This commentary originally appeared in the Richmond Times Dispatch on February 6, 2016.
Rarely does anything good come out of government taking sides in the marketplace. This is especially true in energy markets.
Yet the Environmental Protection Agency has stepped into the electricity market with a new carbon emission rule that is poised to raise the cost of electricity for every Virginian. Supporting the rule, Governor McAuliffe said: “(the) Clean Power Plan will reduce carbon emissions and fight global warming; it will also further stimulate the clean energy economy and create new opportunities for states like Virginia.” Nice words — but at what cost?
In many respects, Virginia is already a leader in the energy sector, utilizing a mix of fuel sources, including 28 percent coal. The EPA is mandating that the commonwealth reduce its carbon dioxide emissions by 36 percent. This government policy will raise the cost of electricity annually by 14 percent, impacting every household (rich or poor), business, day care, church, firehouse, police station, school and government building. Consumers will pay more in their bills, and they will pay more taxes to cover the higher cost of electricity to government. The Energy Information Agency says Virginia households already pay a higher amount for electricity than the national average.
The benefits of these higher costs are dubious and the plan will not prevent climate change. Shockingly, even the EPA admits this rule will have no measurable impact on global temperatures. Implementing the CPP would reduce projected temperature increases only 0.018 degrees Celsius by 2100, and the projected reduction in sea level rise, the thickness of two sheets of paper, is insignificant.
At the end of my term as secretary of natural resources we announced that, between 2010-2014, Virginia reduced emissions of sulfur dioxide 66 percent, nitrogen dioxide 43 percent and carbon dioxide 27 percent. This was largely due to the efforts of the professionals at the Department of Environmental Quality and the actions of Virginia’s corporate citizens. I am sure my successor, Molly Ward, will have similar accomplishments. But the point is that we were able to reduce CO2 27 percent without the heavy hand of the EPA.
The Clean Power Plan is likely illegal, imposing financial harm upon the states in violation of the 10th Amendment. Harvard professor Laurence Tribe has testified that the regulation amounts to “burning the Constitution.” It is no wonder that 27 states are suing the EPA on its constitutionality. They are being joined by more than 120 companies, business associations, labor unions, utilities and co-ops. Virginia is in the minority siding with EPA.
The Clean Power Plan will hurt business and electricity production and coal-fired electric generating capacity will be retired. The Heritage Foundation has predicted as many as 1 million lost jobs from the rule.
When visiting Bristol in 2013, McAuliffe said: “we need to make sure we do what we need to, to make sure this vital industry (coal) here in Virginia continues to grow.”

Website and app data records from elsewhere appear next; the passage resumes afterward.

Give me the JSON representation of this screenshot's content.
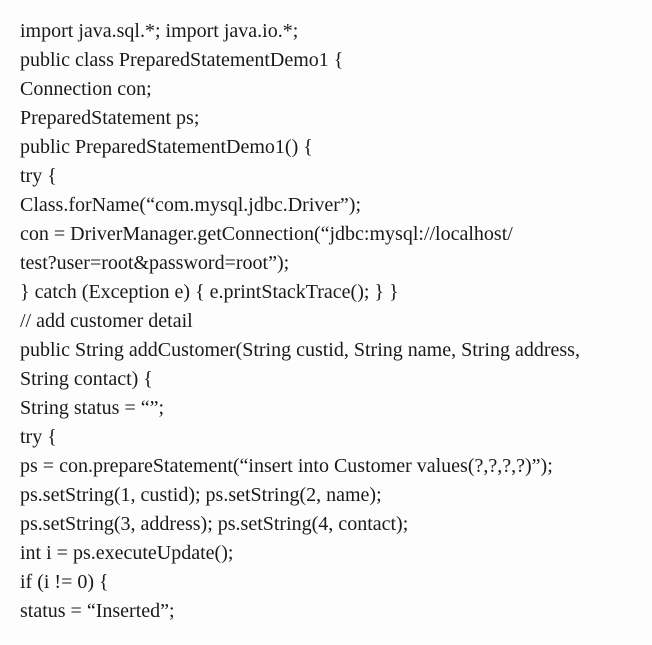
{
  "code": {
    "l01": "import java.sql.*; import java.io.*;",
    "l02": "public class PreparedStatementDemo1 {",
    "l03": "Connection con;",
    "l04": "PreparedStatement ps;",
    "l05": "public PreparedStatementDemo1() {",
    "l06": "try {",
    "l07": "Class.forName(“com.mysql.jdbc.Driver”);",
    "l08": "con = DriverManager.getConnection(“jdbc:mysql://localhost/",
    "l09": "test?user=root&password=root”);",
    "l10": "} catch (Exception e) { e.printStackTrace(); } }",
    "l11": "// add customer detail",
    "l12": "public String addCustomer(String custid, String name, String address,",
    "l13": "String contact) {",
    "l14": "String status = “”;",
    "l15": "try {",
    "l16": "ps = con.prepareStatement(“insert into Customer values(?,?,?,?)”);",
    "l17": "ps.setString(1, custid); ps.setString(2, name);",
    "l18": "ps.setString(3, address); ps.setString(4, contact);",
    "l19": "int i = ps.executeUpdate();",
    "l20": "if (i != 0) {",
    "l21": "status = “Inserted”;"
  }
}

But now, with this EPA rule, we see the impacts on Virginia’s coal communities. Coal mines are being shut down, miners are losing their jobs, the dreams of coal families are being shattered, coal companies are filing for bankruptcy and whole towns in Southwest Virginia are being threatened. It is hard to find anything good in this.
In addition, CSX reported a 13 percent fourth-quarter drop in revenue as a result of a 32 percent drop in coal volume. As a consequence the company will lay off more employees. Norfolk Southern has suffered the same fate. It is no surprise that Kentucky Sen. Mitch McConnell’s guest at the annual State of the Union speech was an unemployed coal miner. “Even though the president probably won’t know this unemployed coal miner was in the audience tonight,” McConnell said, “I wanted him to have to face the results of his policies. We have a depression in central Appalachia as a result of the president’s policies.”
Electric utilities are caught in a bind, wanting to be supportive of the governor and at the same time not fight the EPA. But the truth is larger investor-owned utilities can and will pass along these higher costs to the consumer. Their financial bottom line will not suffer.
Virginia’s rural electric co-ops are another matter. The National Rural Electric Cooperative Association released a study showing that EPA greatly underestimated the compliance costs of the Clean Power Plan on electric co-ops. The real costs will be “19 to 33 times greater” than EPA estimated. It won’t cost “millions” but instead “billions” to comply. These dozen or so customer-owned rural co-ops are unable to recover the costs associated with the rule.
Supporting the Clean Power Plan is more about politics than people. The state should not file a compliance plan until the courts fully adjudicate the rule. Free markets should determine the cost of energy. The best way to attract business is to make Virginia a low-cost energy state.